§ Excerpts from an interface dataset
****
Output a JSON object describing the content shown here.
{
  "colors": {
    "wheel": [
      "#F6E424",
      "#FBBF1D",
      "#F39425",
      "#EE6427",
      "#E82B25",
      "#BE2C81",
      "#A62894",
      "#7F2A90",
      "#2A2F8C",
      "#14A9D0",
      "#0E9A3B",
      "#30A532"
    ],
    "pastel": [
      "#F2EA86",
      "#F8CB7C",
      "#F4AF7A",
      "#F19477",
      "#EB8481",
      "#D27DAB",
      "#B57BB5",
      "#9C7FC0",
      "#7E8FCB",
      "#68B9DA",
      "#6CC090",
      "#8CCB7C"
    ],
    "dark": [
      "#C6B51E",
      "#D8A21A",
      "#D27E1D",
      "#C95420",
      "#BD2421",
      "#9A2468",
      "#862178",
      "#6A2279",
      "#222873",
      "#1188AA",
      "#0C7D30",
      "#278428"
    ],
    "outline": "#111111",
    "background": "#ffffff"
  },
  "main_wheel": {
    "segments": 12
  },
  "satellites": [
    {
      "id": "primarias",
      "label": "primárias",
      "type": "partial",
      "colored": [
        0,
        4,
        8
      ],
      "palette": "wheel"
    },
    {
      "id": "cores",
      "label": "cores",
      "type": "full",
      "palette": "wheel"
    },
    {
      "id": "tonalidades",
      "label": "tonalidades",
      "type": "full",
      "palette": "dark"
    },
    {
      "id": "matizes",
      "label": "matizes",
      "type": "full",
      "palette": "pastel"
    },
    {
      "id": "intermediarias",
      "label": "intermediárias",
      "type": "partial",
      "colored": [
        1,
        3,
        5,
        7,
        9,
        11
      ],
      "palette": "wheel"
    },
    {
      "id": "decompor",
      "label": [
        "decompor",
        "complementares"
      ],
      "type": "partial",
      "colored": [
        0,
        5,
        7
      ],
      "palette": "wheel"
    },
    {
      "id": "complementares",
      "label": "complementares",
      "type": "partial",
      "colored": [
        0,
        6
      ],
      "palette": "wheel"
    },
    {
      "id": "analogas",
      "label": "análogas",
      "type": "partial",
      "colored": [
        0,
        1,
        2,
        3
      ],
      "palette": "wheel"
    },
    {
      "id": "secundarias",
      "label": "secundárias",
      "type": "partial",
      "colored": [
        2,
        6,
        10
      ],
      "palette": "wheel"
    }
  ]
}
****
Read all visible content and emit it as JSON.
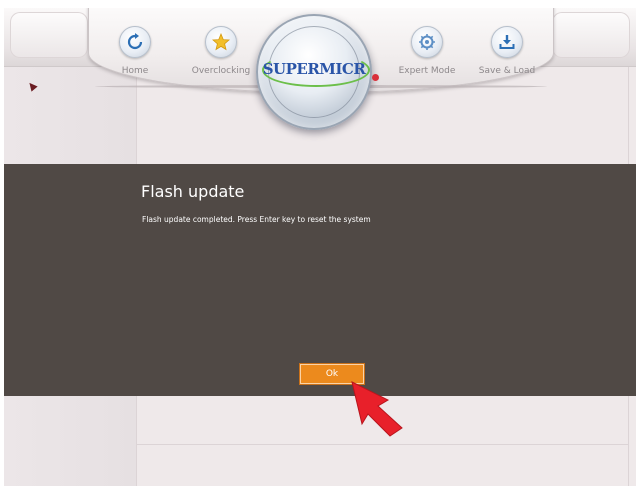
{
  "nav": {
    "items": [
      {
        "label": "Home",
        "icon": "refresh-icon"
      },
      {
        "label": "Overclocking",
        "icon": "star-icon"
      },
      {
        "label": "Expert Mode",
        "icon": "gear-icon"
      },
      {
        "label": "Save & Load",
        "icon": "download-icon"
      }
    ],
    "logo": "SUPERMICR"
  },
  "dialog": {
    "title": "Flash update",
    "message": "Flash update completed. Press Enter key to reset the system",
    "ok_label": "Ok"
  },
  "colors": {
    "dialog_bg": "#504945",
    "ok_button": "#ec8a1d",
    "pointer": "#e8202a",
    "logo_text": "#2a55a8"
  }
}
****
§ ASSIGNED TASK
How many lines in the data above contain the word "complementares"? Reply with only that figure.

§ ANSWER TO THIS PROBLEM
3